Mr. A picked up the tab for the rehearsal dinner. We ended up booking a bistro-style place called Town Square Restaurant (conveniently located on our town square!). It’s typically only open during lunch time, but we rented the entire restaurant for the evening and had the owner serve chicken fried steak, mashed potatoes, green beans and peach cobbler (buffet style) for all our friends and family. It was so nice having the entire restaurant to ourselves for the evening, and by golly, that food was DELISH. It was especially a treat for all our Yankee relatives who hadn’t had a southern chicken fried steak in quite some time. We had about 45 people total join us for dinner that evening, and it was such a fun, stress-free time to catch up with college friends, say hello to people we hadn’t seen in FOREVER, and have our families meet!
After dinner, we all headed across the street to the town’s newest (and most happenin’) place, called Fat Grass, for a few drinks and casual conversation. It was 11:00 p.m. before we finally headed back to my parents’ place and finished up some last minute projects and Mama Dillo and I got to work on assembling the groom’s cake.

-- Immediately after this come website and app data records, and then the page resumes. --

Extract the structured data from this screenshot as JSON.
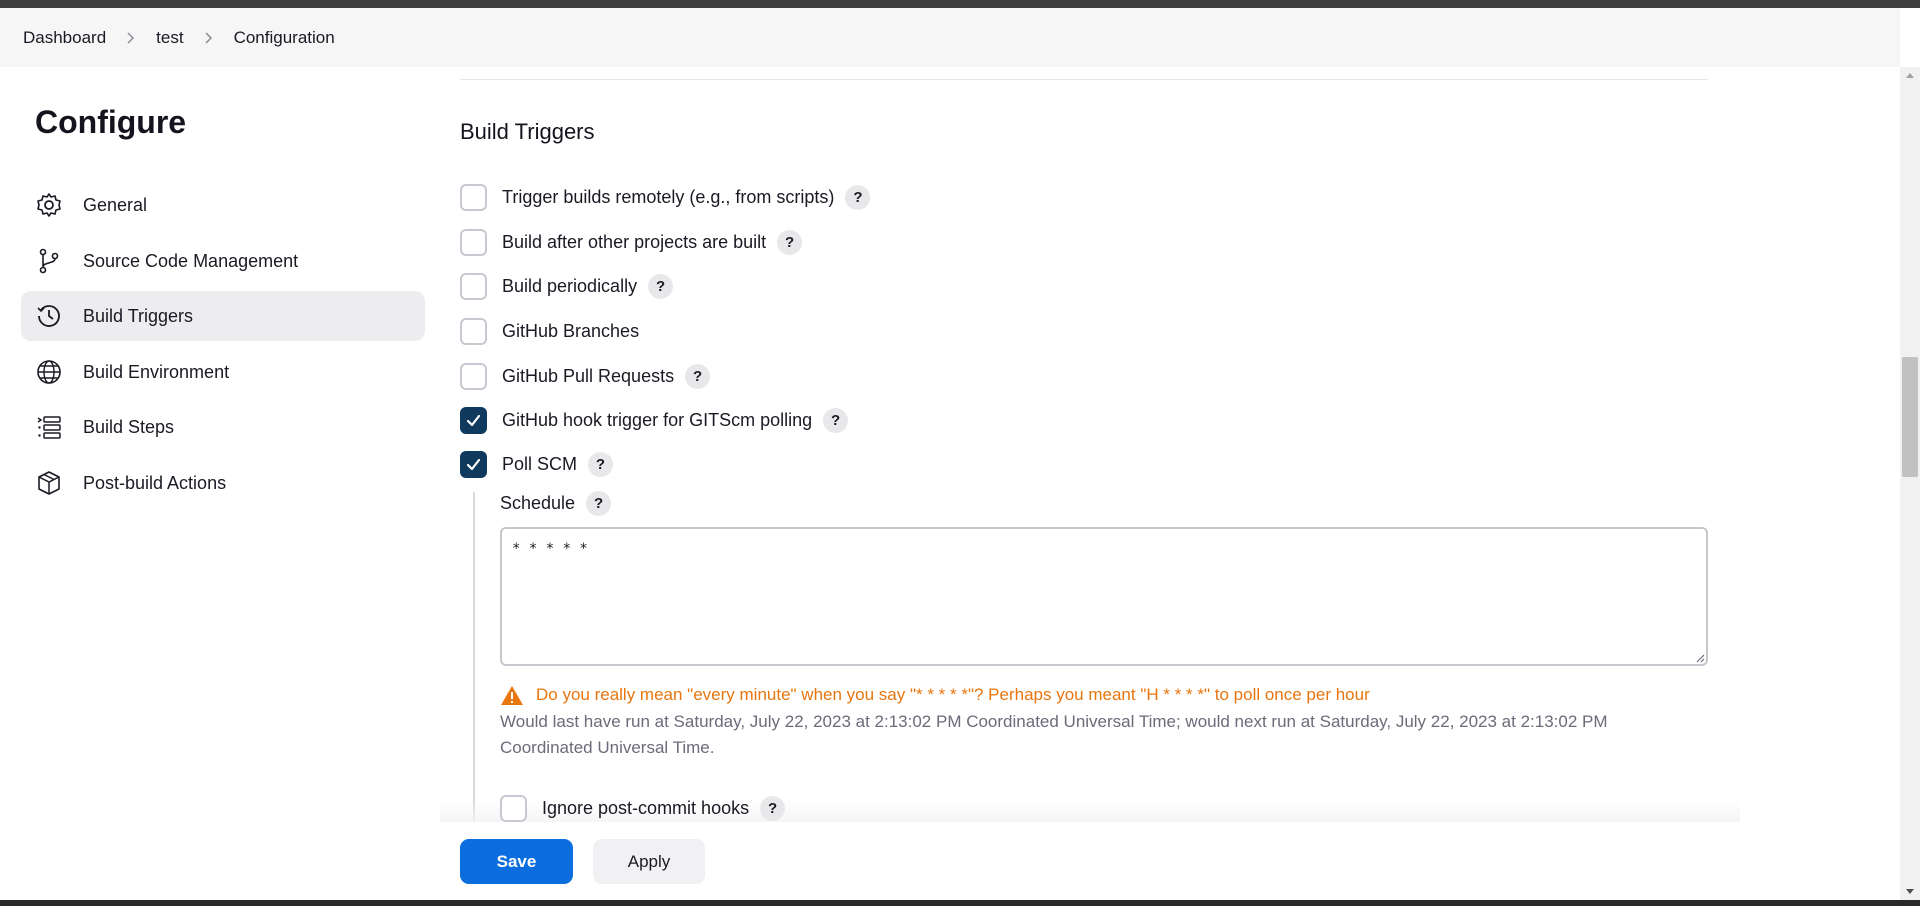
{
  "breadcrumb": {
    "items": [
      "Dashboard",
      "test",
      "Configuration"
    ]
  },
  "sidebar": {
    "title": "Configure",
    "items": [
      {
        "label": "General",
        "icon": "gear-icon"
      },
      {
        "label": "Source Code Management",
        "icon": "branch-icon"
      },
      {
        "label": "Build Triggers",
        "icon": "clock-icon",
        "active": true
      },
      {
        "label": "Build Environment",
        "icon": "globe-icon"
      },
      {
        "label": "Build Steps",
        "icon": "list-icon"
      },
      {
        "label": "Post-build Actions",
        "icon": "package-icon"
      }
    ]
  },
  "main": {
    "section_title": "Build Triggers",
    "triggers": [
      {
        "label": "Trigger builds remotely (e.g., from scripts)",
        "checked": false,
        "help": "?"
      },
      {
        "label": "Build after other projects are built",
        "checked": false,
        "help": "?"
      },
      {
        "label": "Build periodically",
        "checked": false,
        "help": "?"
      },
      {
        "label": "GitHub Branches",
        "checked": false
      },
      {
        "label": "GitHub Pull Requests",
        "checked": false,
        "help": "?"
      },
      {
        "label": "GitHub hook trigger for GITScm polling",
        "checked": true,
        "help": "?"
      },
      {
        "label": "Poll SCM",
        "checked": true,
        "help": "?"
      }
    ],
    "schedule": {
      "label": "Schedule",
      "help": "?",
      "value": "* * * * *"
    },
    "warning": "Do you really mean \"every minute\" when you say \"* * * * *\"? Perhaps you meant \"H * * * *\" to poll once per hour",
    "info": "Would last have run at Saturday, July 22, 2023 at 2:13:02 PM Coordinated Universal Time; would next run at Saturday, July 22, 2023 at 2:13:02 PM Coordinated Universal Time.",
    "ignore_hooks": {
      "label": "Ignore post-commit hooks",
      "checked": false,
      "help": "?"
    }
  },
  "actions": {
    "save_label": "Save",
    "apply_label": "Apply"
  },
  "colors": {
    "accent": "#0b6dde",
    "checked": "#0f3a5e",
    "warning": "#e8760f"
  }
}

We had baked the cakes the day before, so all that needed to be done was to ice them, cover them in fondant, and stack them accordingly to build our Lego-inspired creation. It was 3:00 a.m. before we were finished, and Mr. A and his groomsmen came in from playing washers in my parents’ backyard to approve our handiwork.
By that time, I knew I needed to go to bed. We’d have to get up bright and early the next morning to head over to decorate the reception venue, and as wild and hectic as the day had been, I knew tomorrow would be even worse. So, I told Mr. A goodnight, climbed the stairs up to my childhood bedroom, and collapsed in exhaustion. I knew that tomorrow I was in for the absolute time of my life, and despite how excited I was, my tiredness trumped my anxious anticipation almost immediately—I was gone before I even hit the pillow.

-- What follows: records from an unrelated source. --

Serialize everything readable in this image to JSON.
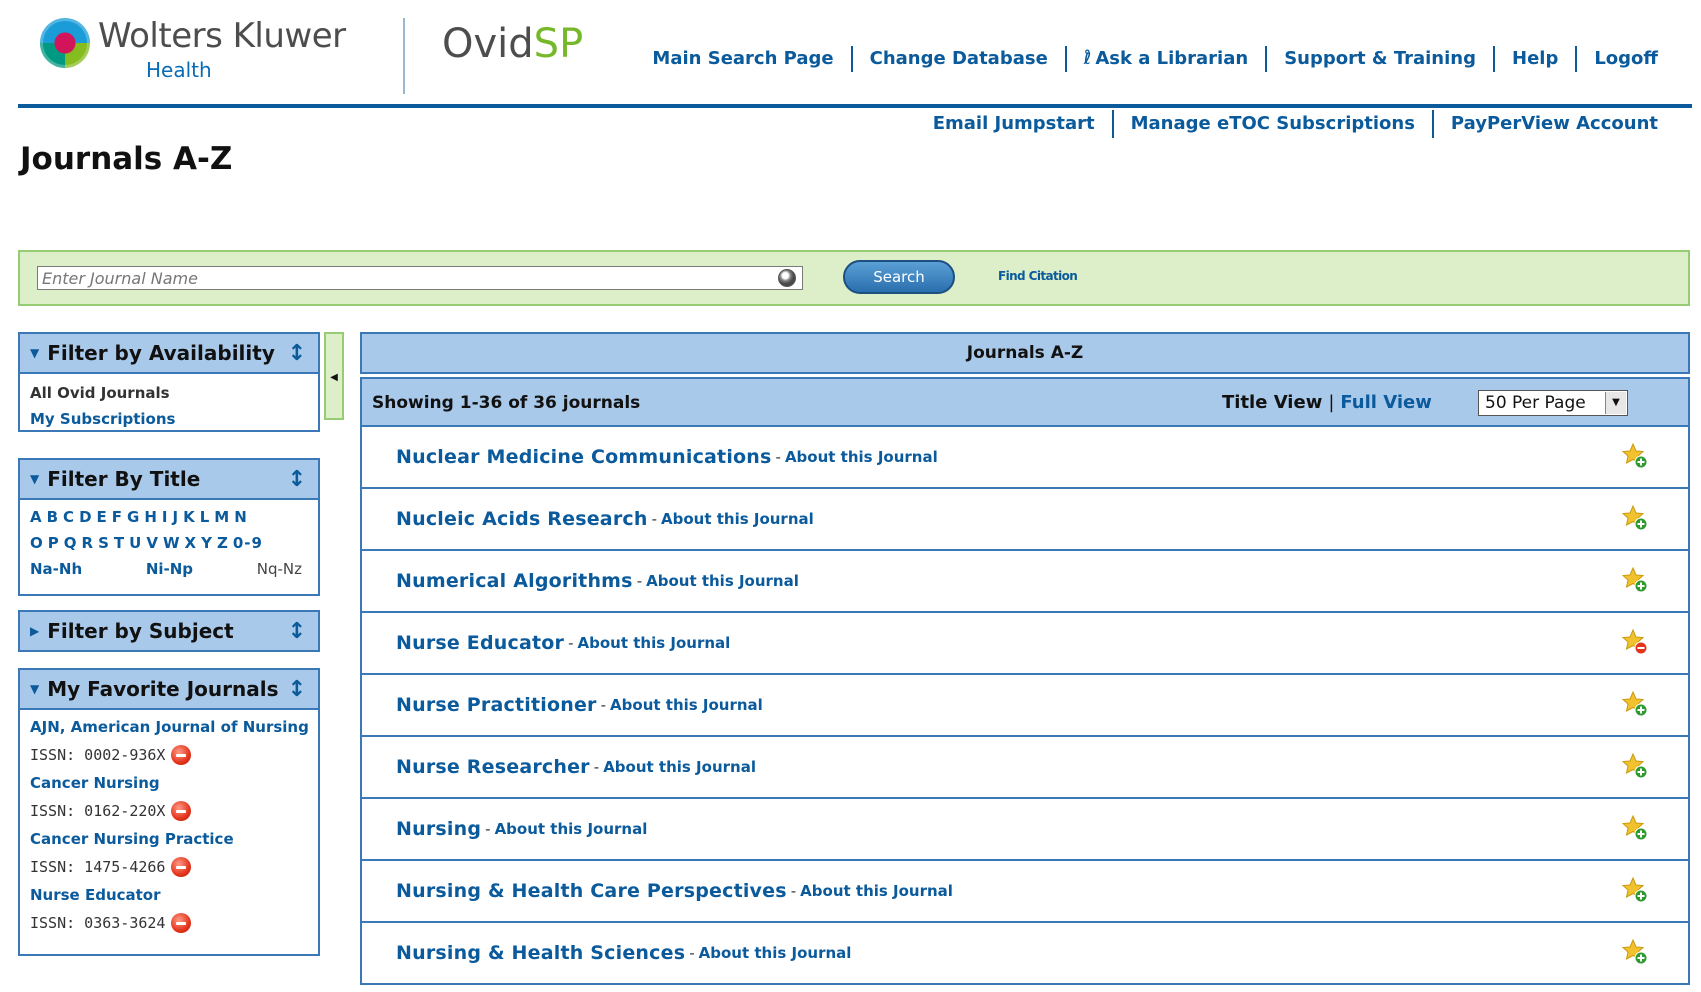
{
  "brand": {
    "company": "Wolters Kluwer",
    "division": "Health",
    "product_part1": "Ovid",
    "product_part2": "SP"
  },
  "top_nav": [
    "Main Search Page",
    "Change Database",
    "Ask a Librarian",
    "Support & Training",
    "Help",
    "Logoff"
  ],
  "sub_nav": [
    "Email Jumpstart",
    "Manage eTOC Subscriptions",
    "PayPerView Account"
  ],
  "page_title": "Journals A-Z",
  "search": {
    "placeholder": "Enter Journal Name",
    "button_label": "Search",
    "find_citation_label": "Find Citation"
  },
  "filters": {
    "availability": {
      "title": "Filter by Availability",
      "items": [
        "All Ovid Journals",
        "My Subscriptions"
      ]
    },
    "by_title": {
      "title": "Filter By Title",
      "letters_row1": [
        "A",
        "B",
        "C",
        "D",
        "E",
        "F",
        "G",
        "H",
        "I",
        "J",
        "K",
        "L",
        "M",
        "N"
      ],
      "letters_row2": [
        "O",
        "P",
        "Q",
        "R",
        "S",
        "T",
        "U",
        "V",
        "W",
        "X",
        "Y",
        "Z",
        "0-9"
      ],
      "ranges": [
        "Na-Nh",
        "Ni-Np",
        "Nq-Nz"
      ]
    },
    "by_subject": {
      "title": "Filter by Subject"
    }
  },
  "favorites": {
    "title": "My Favorite Journals",
    "items": [
      {
        "name": "AJN, American Journal of Nursing",
        "issn": "ISSN: 0002-936X"
      },
      {
        "name": "Cancer Nursing",
        "issn": "ISSN: 0162-220X"
      },
      {
        "name": "Cancer Nursing Practice",
        "issn": "ISSN: 1475-4266"
      },
      {
        "name": "Nurse Educator",
        "issn": "ISSN: 0363-3624"
      }
    ]
  },
  "results": {
    "header": "Journals A-Z",
    "showing": "Showing 1-36 of 36 journals",
    "title_view": "Title View",
    "full_view": "Full View",
    "view_separator": "|",
    "per_page": "50  Per Page",
    "about_label": "About this Journal",
    "journals": [
      {
        "title": "Nuclear Medicine Communications",
        "favorite": false
      },
      {
        "title": "Nucleic Acids Research",
        "favorite": false
      },
      {
        "title": "Numerical Algorithms",
        "favorite": false
      },
      {
        "title": "Nurse Educator",
        "favorite": true
      },
      {
        "title": "Nurse Practitioner",
        "favorite": false
      },
      {
        "title": "Nurse Researcher",
        "favorite": false
      },
      {
        "title": "Nursing",
        "favorite": false
      },
      {
        "title": "Nursing & Health Care Perspectives",
        "favorite": false
      },
      {
        "title": "Nursing & Health Sciences",
        "favorite": false
      }
    ]
  },
  "colors": {
    "link": "#0a5a9c",
    "panel_fill": "#a9c9ea",
    "panel_border": "#3a78b8",
    "search_bar_fill": "#dcefc9",
    "star": "#f2c12e",
    "add_badge": "#2e9a2e",
    "remove_badge": "#e3341c"
  }
}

What did the day BEFORE your day look like? Were you running around like a mad person? Cool as a cucumber? Somewhere in between? Were there any last minute catastrophes or issues you hadn’t planned on popping up the day before your wedding?
Up next, we rise and shine and set up the venue!